The New York Times op-ed page is a hotbed of contrarianism on the Toyota recall. On Wednesday, Robert Wright argued safety fears had been blown out of proportion, insisting it's a patriotic duty to fight hysteria and buy Toyota.
Thursday, Richard Schmidt crafts an even more remarkable op-ed. The Obama administration has suggested "smart pedals" might solve the problem of sudden acceleration. "But based on my experience in the 1980s," writes Schmidt, "helping investigate unintended acceleration in the Audi 5000, I suspect that smart pedals cannot solve the problem." That's because, "unbelievable as it may seem ... sudden acceleration is very often caused by drivers who press the gas pedal when they intend to press the brake."
How is that possible? Schmidt reviews the frequency of sudden acceleration complaints among older drivers, "drivers who had little experience with the specific car involved ... and people of relatively short stature." Here's the idea:
Several researchers hypothesized how a driver, intending to apply the brake pedal to keep the car from creeping, would occasionally press the accelerator instead. Then, surprised that the car moved so much, he would try pressing harder. Of course, if his right foot was actually on the accelerator, the throttle would open and the car would move faster. This would then lead the driver to press the "brake" harder still, and to bring about even more acceleration. Eventually, the car would be at full throttle, until it crashed. The driver's foot would be all the way to the floor, giving him the impression that the brakes had failed.

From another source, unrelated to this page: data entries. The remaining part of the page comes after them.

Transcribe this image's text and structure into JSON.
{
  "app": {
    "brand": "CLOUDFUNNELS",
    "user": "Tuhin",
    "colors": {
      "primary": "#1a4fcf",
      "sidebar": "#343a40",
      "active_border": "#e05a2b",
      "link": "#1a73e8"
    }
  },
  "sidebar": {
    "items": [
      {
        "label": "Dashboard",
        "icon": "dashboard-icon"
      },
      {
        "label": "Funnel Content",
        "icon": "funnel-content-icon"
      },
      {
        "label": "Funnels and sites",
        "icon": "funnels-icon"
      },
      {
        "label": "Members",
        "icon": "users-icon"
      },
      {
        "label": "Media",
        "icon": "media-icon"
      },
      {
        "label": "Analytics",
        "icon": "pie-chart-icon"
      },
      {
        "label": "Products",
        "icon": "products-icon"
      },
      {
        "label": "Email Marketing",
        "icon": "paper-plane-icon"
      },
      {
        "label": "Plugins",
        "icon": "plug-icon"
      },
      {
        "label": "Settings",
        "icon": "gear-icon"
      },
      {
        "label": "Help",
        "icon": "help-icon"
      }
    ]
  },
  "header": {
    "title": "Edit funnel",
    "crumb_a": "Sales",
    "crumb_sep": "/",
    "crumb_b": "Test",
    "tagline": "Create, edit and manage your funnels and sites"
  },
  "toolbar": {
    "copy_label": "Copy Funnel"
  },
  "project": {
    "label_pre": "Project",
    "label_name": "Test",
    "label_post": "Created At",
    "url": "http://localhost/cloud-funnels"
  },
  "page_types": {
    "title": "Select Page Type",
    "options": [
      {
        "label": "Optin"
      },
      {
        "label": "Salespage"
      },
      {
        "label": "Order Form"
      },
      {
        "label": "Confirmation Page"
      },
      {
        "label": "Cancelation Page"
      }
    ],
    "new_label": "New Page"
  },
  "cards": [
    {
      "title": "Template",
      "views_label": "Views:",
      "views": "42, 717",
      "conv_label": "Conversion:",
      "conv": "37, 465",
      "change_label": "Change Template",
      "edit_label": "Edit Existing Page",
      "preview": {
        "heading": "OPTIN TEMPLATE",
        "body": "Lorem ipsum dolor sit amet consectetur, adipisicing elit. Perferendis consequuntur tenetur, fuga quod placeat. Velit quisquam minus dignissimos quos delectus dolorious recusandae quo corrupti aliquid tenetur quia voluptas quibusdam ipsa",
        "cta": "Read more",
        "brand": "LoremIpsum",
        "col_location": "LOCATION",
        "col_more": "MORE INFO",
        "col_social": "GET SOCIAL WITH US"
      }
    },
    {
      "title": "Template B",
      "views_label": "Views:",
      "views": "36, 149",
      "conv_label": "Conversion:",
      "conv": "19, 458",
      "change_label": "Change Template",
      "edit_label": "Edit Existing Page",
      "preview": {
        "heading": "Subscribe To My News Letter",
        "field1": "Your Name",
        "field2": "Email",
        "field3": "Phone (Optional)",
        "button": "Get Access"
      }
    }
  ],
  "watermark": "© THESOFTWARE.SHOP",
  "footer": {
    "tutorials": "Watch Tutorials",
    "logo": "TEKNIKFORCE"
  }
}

Could error and panic have led to the Toyota accidents? Schmidt says if he and others are right, "smart pedals" won't stop complaints of sudden acceleration. What they could do, though, is confirm the driver error hypothesis.